“Until we adjust our calendar, it’s going to be very, very difficult to have significant growth and improvement in our school system,” Wheat said. “The variable of time is critical, and we believe that this calendar and this model can change the variable in a way that we can see improved outcomes for our students.”
Hackney said it makes more sense for the roughly 4,300-student district to go year-round systemwide rather than pilot at one or two schools because of the division’s size and in consideration of families that have students at more than one school.
Joshua Cole, the executive director of Virginia Commonwealth University’s Office of Strategic Engagement, said he was encouraged that Hopewell was considering going year-round because it will allow for “consistent” learning. He specifically highlighted the negative impact of the summer slide, in which students forget what they learned during the school year. The slide most affects students from low-income families, according to multiple academic studies on the subject.
“The more we can do as an educational system to prevent a long time period — a gap — in their schooling, the less they’ll lose in terms of their retention of information,” he said. “The more time there is between when we’re learning something, the harder it is to regurgitate.”
Students are considered to be economically disadvantaged if they qualify for free or reduced-price meals, receive benefits under the Temporary Assistance for Needy Families program, or are eligible for Medicaid.
If the proposal is approved, Hopewell would be the lone district in Virginia operating all of its schools year-round.

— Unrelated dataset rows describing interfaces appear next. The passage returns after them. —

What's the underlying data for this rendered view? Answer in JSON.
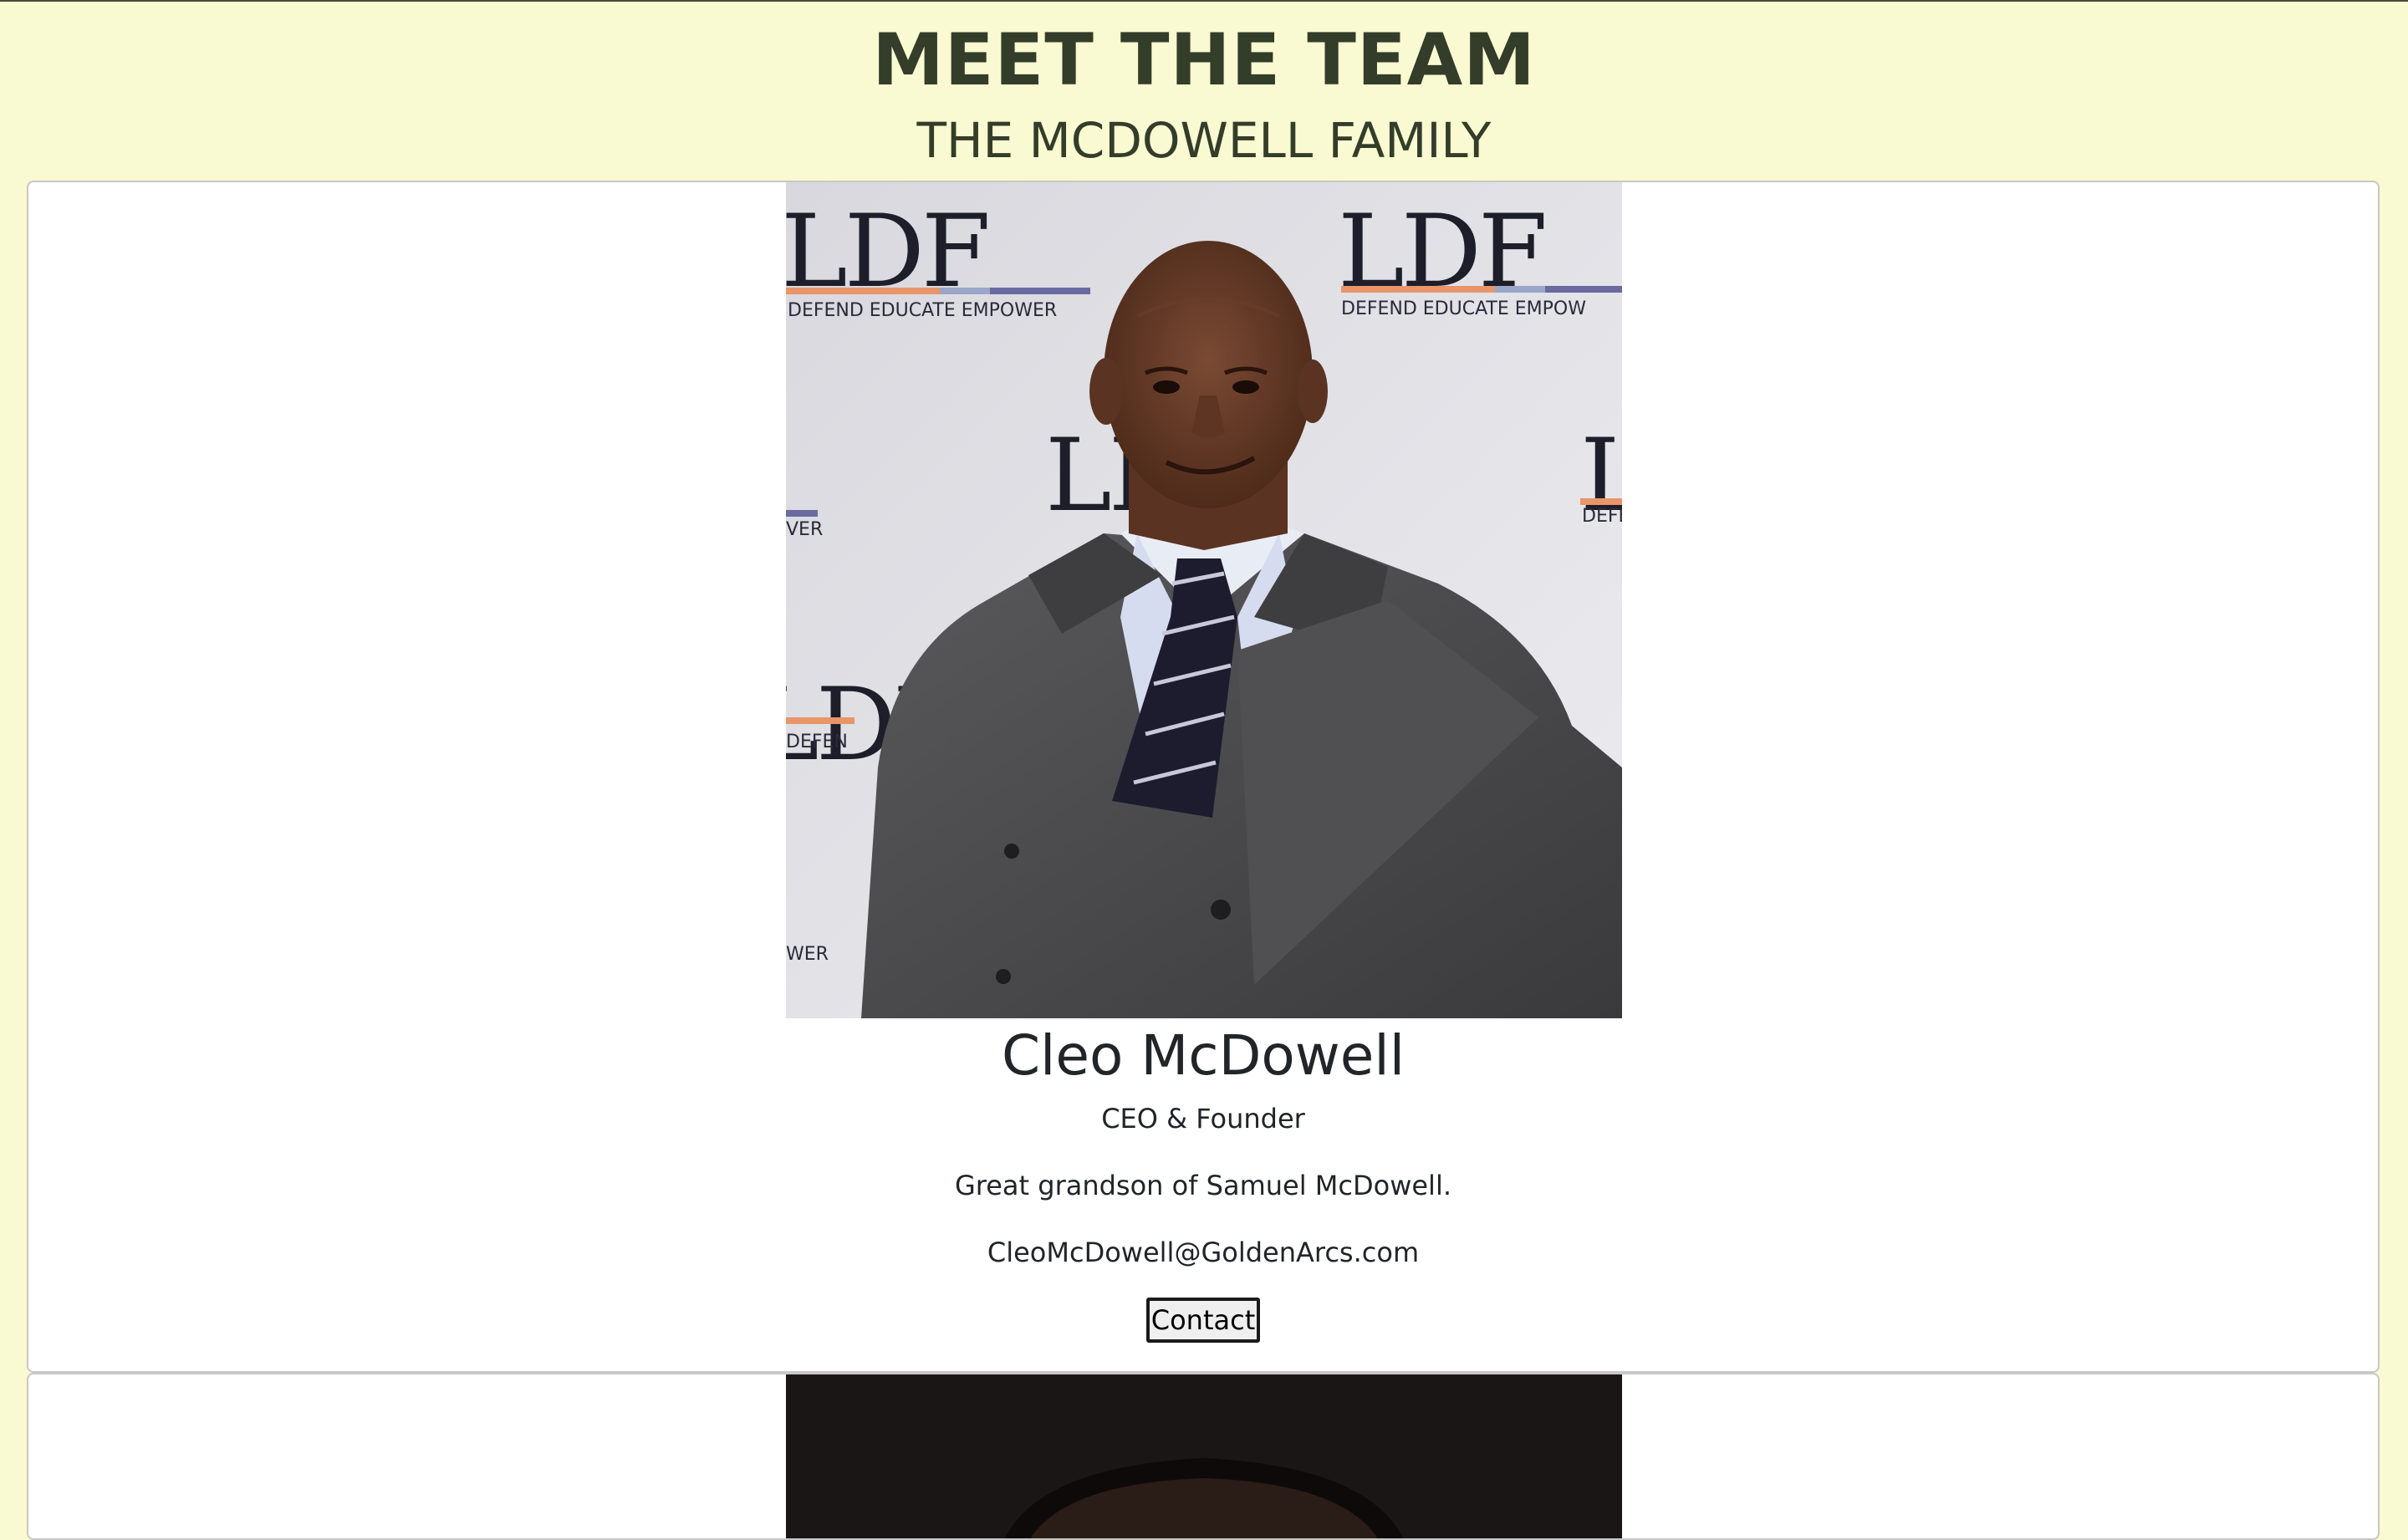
{
  "header": {
    "title": "MEET THE TEAM",
    "subtitle": "THE MCDOWELL FAMILY"
  },
  "members": [
    {
      "name": "Cleo McDowell",
      "role": "CEO & Founder",
      "bio": "Great grandson of Samuel McDowell.",
      "email": "CleoMcDowell@GoldenArcs.com",
      "contact_label": "Contact",
      "photo": {
        "backdrop_text": "LDF",
        "backdrop_tagline": "DEFEND  EDUCATE  EMPOWER"
      }
    }
  ],
  "colors": {
    "page_background": "#fafad2",
    "heading": "#333d29",
    "card_background": "#ffffff",
    "card_border": "#c8c8c8"
  }
}
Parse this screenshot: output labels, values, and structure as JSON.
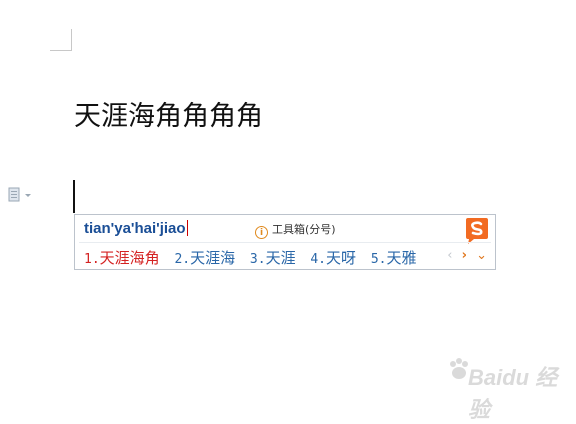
{
  "document": {
    "text": "天涯海角角角角"
  },
  "ime": {
    "pinyin": "tian'ya'hai'jiao",
    "toolbox_label": "工具箱(分号)",
    "candidates": [
      {
        "num": "1.",
        "text": "天涯海角"
      },
      {
        "num": "2.",
        "text": "天涯海"
      },
      {
        "num": "3.",
        "text": "天涯"
      },
      {
        "num": "4.",
        "text": "天呀"
      },
      {
        "num": "5.",
        "text": "天雅"
      }
    ],
    "nav": {
      "prev": "‹",
      "next": "›",
      "more": "⌄"
    },
    "logo_icon": "sogou-logo-icon",
    "info_icon": "info-icon"
  },
  "watermark": {
    "text": "Baidu 经验"
  },
  "colors": {
    "pinyin": "#1a4e96",
    "selected_candidate": "#d42222",
    "candidate": "#2a67a8",
    "accent": "#e07820"
  }
}
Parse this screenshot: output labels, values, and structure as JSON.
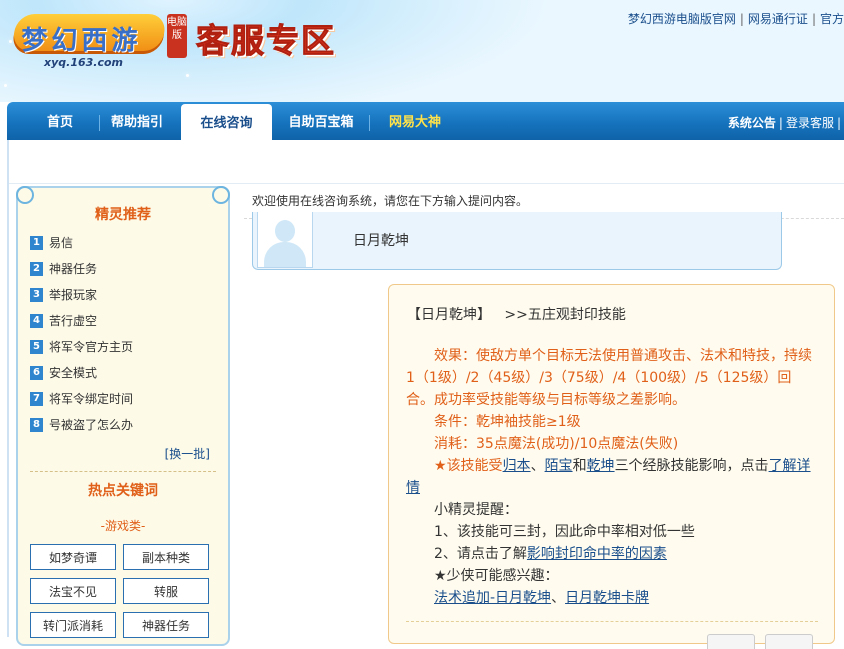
{
  "header": {
    "logo_text": "梦幻西游",
    "logo_tag": "电脑版",
    "logo_url": "xyq.163.com",
    "zone_title": "客服专区",
    "top_links": [
      "梦幻西游电脑版官网",
      "网易通行证",
      "官方"
    ]
  },
  "nav": {
    "items": [
      "首页",
      "帮助指引",
      "在线咨询",
      "自助百宝箱",
      "网易大神"
    ],
    "active_index": 2,
    "right_links": [
      "系统公告",
      "登录客服"
    ]
  },
  "sidebar": {
    "recommend_title": "精灵推荐",
    "recommend_items": [
      {
        "num": "1",
        "label": "易信"
      },
      {
        "num": "2",
        "label": "神器任务"
      },
      {
        "num": "3",
        "label": "举报玩家"
      },
      {
        "num": "4",
        "label": "苦行虚空"
      },
      {
        "num": "5",
        "label": "将军令官方主页"
      },
      {
        "num": "6",
        "label": "安全模式"
      },
      {
        "num": "7",
        "label": "将军令绑定时间"
      },
      {
        "num": "8",
        "label": "号被盗了怎么办"
      }
    ],
    "change_label": "[换一批]",
    "hot_title": "热点关键词",
    "category_label": "-游戏类-",
    "keywords": [
      "如梦奇谭",
      "副本种类",
      "法宝不见",
      "转服",
      "转门派消耗",
      "神器任务"
    ]
  },
  "main": {
    "welcome": "欢迎使用在线咨询系统，请您在下方输入提问内容。",
    "user_question": "日月乾坤",
    "answer": {
      "head_left": "【日月乾坤】",
      "head_right": ">>五庄观封印技能",
      "effect": "效果：使敌方单个目标无法使用普通攻击、法术和特技，持续1（1级）/2（45级）/3（75级）/4（100级）/5（125级）回合。成功率受技能等级与目标等级之差影响。",
      "condition": "条件：乾坤袖技能≥1级",
      "cost": "消耗：35点魔法(成功)/10点魔法(失败)",
      "star1": "★",
      "affect_pre": "该技能受",
      "affect_a": "归本",
      "affect_sep1": "、",
      "affect_b": "陌宝",
      "affect_sep2": "和",
      "affect_c": "乾坤",
      "affect_mid": "三个经脉技能影响，点击",
      "affect_link": "了解详情",
      "tips_title": "小精灵提醒：",
      "tip1": "1、该技能可三封，因此命中率相对低一些",
      "tip2_pre": "2、请点击了解",
      "tip2_link": "影响封印命中率的因素",
      "interest": "★少侠可能感兴趣：",
      "interest_link1": "法术追加-日月乾坤",
      "interest_sep": "、",
      "interest_link2": "日月乾坤卡牌"
    }
  }
}
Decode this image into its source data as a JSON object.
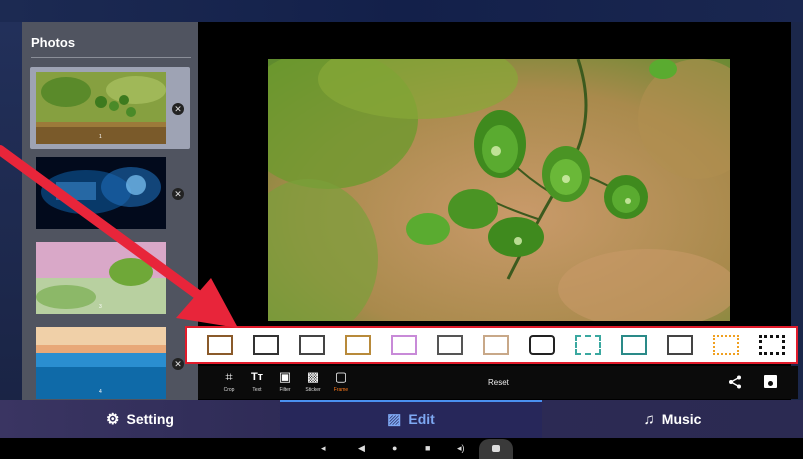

Several individual schools in the Richmond region currently go all year.
Bellwood Elementary School in Chesterfield County operates year-round, as does Patrick Henry School of Science and Arts in Richmond, the state’s first charter elementary school, and CodeRVA, a regional magnet school in Richmond where Hopewell sends two students.
Hopewell officials visited Bellwood in March as part of their multiyear research process and said they were impressed with the model school, which is still in the first year of its year-round calendar.
District leaders got the idea for going year-round during teacher focus groups in the summer of 2016. A planning team was created in the fall of 2017 to start studying the idea, with funding for the research coming from a Virginia Department of Education grant — one of five Virginia divisions to receive the grant in 2017.
Kathy Amos, a parent of a fourth- and eighth-grader in the district, said she was in favor of the proposal because it’s not about taking away summer vacations, but improving education.
“It actually gives us the opportunity to take vacations at different times in the year when certain tourist locations may not be as crowded,” she said. “We still have three weeks in the fall, winter and spring that we can go on those vacations.”
Raja Nelson, also a parent of two Hopewell students, moved to the city from Cumberland, N.C., where his children — then in elementary school — had year-round school. His children, now a sophomore and a senior, would go to day camps during the intercession breaks or the family would go on vacation.
Like Amos, he said he’s not worried about losing a traditional summer vacation.
“21st-century children are not traditional in any sense,” he said. “They are multitaskers that need to stay engaged and do various things to keep their interest.”
The School Board is set to vote on the proposal this month or at its June meeting, giving families a year’s notice. Since starting the research process, school officials have garnered feedback through community presentations as well as surveys of teachers and principals. Three in four teachers said the proposed changes would improve student achievement, according to a presentation from Hackney, Davis and Wheat.
“It’s a significant change, and we owe it to the people that are impacted to have enough time to adjust to that and make some changes in their personal life where they will be impacted,” Hackney said.
The district has scheduled a final town hall meeting at 6:30 p.m. Thursday at Carter G. Woodson Middle School to discuss the proposal.